# How to complete this task
Your answer should consist of each line from the data below that contains "minutes".

*** Opening The records ***

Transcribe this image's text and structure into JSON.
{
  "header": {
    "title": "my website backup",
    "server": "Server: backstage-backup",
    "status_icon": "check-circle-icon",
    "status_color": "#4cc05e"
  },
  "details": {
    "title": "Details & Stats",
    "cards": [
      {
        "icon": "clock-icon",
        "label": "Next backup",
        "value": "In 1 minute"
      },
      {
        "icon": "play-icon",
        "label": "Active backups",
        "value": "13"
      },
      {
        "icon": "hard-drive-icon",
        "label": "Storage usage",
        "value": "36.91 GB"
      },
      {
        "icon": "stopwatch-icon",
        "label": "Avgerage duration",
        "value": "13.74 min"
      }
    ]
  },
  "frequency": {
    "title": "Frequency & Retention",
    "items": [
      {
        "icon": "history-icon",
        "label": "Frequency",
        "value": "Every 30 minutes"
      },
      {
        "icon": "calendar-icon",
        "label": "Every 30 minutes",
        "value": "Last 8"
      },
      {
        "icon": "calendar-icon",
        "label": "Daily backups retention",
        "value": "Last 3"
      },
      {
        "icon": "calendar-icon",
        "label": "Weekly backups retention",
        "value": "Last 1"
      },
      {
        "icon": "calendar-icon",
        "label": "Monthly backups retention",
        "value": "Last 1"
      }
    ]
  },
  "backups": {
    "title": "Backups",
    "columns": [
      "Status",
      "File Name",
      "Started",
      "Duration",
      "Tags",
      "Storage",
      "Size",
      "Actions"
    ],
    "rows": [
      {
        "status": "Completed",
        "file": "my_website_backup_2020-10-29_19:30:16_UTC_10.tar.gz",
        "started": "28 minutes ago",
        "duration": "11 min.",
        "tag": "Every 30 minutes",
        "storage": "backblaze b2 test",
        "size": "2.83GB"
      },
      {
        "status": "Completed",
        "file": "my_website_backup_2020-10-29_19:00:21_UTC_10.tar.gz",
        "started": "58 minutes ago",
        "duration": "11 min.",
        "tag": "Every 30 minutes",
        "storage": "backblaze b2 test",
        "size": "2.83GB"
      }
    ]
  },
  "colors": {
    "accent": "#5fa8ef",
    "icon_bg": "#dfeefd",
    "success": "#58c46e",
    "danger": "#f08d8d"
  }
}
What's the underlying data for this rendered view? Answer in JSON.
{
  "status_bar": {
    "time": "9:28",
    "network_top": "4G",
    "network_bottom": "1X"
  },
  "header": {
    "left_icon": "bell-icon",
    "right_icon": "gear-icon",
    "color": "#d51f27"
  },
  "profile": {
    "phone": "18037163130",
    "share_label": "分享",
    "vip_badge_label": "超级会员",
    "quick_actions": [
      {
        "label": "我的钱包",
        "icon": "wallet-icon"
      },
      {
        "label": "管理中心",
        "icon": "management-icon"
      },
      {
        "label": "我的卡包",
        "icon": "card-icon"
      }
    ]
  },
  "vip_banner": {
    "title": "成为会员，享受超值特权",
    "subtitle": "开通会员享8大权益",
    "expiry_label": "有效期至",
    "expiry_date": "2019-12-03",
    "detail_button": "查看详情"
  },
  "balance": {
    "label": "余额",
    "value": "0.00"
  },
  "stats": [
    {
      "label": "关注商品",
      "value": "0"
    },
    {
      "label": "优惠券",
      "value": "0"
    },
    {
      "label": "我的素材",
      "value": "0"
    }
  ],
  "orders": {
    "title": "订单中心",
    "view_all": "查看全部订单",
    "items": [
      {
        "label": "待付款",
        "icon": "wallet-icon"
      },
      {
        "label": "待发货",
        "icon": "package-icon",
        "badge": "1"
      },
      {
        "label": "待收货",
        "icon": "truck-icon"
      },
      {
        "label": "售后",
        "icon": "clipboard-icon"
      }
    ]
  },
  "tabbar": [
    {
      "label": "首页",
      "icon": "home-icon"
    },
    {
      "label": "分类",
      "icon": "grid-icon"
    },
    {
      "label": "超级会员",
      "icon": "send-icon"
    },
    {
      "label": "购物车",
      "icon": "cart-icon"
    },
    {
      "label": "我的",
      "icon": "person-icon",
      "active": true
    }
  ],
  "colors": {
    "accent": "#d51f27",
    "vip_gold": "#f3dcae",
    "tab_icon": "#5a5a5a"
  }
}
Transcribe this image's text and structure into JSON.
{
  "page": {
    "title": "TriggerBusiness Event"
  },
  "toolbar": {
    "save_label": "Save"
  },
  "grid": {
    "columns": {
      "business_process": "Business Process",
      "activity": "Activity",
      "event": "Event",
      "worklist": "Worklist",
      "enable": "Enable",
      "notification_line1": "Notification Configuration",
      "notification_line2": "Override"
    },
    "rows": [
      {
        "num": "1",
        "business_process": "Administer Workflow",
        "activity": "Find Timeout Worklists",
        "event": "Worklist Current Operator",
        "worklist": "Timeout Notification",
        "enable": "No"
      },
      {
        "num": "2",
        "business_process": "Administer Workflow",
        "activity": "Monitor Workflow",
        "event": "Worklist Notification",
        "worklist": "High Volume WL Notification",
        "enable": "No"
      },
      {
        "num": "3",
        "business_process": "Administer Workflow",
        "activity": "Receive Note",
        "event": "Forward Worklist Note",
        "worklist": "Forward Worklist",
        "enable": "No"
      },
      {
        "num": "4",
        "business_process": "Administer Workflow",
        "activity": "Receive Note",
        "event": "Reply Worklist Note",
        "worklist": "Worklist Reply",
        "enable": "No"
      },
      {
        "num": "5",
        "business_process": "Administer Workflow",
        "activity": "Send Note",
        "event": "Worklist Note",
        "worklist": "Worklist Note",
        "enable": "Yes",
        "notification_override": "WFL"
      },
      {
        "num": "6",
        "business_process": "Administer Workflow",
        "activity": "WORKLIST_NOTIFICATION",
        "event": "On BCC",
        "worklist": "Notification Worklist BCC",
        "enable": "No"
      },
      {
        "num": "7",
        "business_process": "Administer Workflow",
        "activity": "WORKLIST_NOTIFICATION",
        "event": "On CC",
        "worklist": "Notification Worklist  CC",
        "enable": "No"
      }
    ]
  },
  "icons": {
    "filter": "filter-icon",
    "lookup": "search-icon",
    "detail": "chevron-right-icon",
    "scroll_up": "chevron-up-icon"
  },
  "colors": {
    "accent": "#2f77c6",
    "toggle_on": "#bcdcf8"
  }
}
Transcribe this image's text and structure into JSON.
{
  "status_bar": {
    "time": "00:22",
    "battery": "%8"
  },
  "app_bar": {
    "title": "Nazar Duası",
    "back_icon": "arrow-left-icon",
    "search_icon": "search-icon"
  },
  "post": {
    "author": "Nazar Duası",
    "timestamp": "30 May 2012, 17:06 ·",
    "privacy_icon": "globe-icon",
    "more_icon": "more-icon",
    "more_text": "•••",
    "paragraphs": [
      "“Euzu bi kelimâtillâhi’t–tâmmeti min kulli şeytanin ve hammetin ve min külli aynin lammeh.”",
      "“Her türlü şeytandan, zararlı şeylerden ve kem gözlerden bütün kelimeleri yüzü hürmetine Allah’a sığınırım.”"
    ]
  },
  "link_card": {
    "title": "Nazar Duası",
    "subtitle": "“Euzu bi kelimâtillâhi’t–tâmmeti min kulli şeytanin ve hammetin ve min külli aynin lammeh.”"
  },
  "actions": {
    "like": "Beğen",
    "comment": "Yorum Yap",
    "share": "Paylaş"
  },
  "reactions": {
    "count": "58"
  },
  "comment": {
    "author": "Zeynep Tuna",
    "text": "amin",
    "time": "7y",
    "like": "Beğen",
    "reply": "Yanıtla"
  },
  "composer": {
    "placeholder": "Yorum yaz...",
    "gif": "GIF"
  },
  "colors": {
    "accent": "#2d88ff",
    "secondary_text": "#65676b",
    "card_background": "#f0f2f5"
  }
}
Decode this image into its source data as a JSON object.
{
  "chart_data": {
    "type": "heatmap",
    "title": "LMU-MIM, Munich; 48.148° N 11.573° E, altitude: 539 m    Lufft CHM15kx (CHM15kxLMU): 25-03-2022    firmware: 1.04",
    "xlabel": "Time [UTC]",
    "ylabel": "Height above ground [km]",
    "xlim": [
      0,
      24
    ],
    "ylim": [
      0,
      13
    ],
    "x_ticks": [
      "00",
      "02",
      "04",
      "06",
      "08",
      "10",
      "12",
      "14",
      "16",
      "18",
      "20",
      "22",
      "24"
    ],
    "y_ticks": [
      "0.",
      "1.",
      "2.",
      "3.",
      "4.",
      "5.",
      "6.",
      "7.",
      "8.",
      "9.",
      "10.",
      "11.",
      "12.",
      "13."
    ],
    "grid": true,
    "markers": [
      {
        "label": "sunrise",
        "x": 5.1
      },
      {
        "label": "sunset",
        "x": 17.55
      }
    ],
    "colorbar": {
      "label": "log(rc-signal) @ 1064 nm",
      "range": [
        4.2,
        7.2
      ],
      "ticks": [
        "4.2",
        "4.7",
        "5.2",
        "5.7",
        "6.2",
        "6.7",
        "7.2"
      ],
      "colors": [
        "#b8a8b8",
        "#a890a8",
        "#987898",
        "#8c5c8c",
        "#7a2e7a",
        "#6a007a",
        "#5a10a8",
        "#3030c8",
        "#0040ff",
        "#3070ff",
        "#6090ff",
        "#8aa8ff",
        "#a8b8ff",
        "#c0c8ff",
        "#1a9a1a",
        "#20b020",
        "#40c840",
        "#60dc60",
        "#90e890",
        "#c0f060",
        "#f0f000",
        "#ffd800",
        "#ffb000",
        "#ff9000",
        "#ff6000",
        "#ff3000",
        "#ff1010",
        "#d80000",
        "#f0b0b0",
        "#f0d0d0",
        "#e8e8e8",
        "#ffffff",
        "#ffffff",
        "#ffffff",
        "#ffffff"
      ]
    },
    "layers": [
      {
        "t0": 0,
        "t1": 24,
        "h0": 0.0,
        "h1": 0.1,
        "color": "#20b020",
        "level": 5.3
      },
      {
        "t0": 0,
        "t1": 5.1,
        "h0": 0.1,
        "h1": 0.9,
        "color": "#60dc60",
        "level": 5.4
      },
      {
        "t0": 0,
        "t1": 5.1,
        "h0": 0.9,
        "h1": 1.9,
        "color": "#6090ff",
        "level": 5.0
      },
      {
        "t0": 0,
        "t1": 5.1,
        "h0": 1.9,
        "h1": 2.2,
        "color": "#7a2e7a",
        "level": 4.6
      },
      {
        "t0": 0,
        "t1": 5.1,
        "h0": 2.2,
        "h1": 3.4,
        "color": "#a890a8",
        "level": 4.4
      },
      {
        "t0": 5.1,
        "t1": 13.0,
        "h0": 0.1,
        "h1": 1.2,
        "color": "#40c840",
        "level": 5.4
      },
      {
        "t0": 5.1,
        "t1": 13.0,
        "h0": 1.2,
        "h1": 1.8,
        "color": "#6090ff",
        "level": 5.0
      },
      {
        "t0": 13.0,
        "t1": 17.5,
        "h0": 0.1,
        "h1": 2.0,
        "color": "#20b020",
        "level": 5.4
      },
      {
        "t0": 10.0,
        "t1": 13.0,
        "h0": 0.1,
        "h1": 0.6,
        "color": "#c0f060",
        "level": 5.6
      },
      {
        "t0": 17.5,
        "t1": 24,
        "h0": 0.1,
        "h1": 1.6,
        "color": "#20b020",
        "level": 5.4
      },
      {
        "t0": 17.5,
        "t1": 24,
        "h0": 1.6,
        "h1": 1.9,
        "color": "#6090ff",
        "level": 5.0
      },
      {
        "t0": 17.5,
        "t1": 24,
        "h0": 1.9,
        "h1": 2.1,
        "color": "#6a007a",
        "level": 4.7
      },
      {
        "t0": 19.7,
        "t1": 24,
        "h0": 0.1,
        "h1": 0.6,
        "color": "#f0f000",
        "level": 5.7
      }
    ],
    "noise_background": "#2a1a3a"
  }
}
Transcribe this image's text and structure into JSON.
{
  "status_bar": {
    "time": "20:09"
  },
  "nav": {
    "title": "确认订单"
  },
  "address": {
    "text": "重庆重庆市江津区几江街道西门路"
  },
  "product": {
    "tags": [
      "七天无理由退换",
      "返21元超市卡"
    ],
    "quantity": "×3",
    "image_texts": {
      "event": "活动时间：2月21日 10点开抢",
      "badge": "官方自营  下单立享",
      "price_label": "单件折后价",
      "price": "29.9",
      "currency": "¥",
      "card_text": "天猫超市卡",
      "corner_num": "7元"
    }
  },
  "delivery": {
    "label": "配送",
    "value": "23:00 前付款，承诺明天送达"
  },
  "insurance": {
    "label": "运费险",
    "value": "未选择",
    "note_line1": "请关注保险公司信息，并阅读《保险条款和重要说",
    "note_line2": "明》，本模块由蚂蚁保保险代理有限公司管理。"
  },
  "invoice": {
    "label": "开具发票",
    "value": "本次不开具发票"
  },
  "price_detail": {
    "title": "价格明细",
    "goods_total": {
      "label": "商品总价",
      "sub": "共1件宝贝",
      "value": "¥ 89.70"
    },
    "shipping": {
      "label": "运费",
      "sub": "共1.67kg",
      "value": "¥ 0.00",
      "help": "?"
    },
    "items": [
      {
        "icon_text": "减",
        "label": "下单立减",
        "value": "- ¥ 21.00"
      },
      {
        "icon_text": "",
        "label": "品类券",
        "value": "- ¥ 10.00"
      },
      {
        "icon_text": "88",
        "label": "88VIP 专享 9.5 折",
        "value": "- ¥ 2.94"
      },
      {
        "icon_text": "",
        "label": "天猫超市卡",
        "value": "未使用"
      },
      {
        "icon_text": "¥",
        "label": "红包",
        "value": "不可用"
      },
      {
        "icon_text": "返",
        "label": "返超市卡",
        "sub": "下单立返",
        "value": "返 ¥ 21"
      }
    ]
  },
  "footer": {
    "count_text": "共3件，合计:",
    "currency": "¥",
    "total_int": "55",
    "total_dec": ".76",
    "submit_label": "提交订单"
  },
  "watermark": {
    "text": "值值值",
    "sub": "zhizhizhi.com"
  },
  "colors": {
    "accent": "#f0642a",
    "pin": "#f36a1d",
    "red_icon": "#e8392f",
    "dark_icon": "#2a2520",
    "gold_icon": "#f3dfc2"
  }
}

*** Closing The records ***

# Task output
        "value": "Every 30 minutes"
        "label": "Every 30 minutes",
        "started": "28 minutes ago",
        "tag": "Every 30 minutes",
        "started": "58 minutes ago",
        "tag": "Every 30 minutes",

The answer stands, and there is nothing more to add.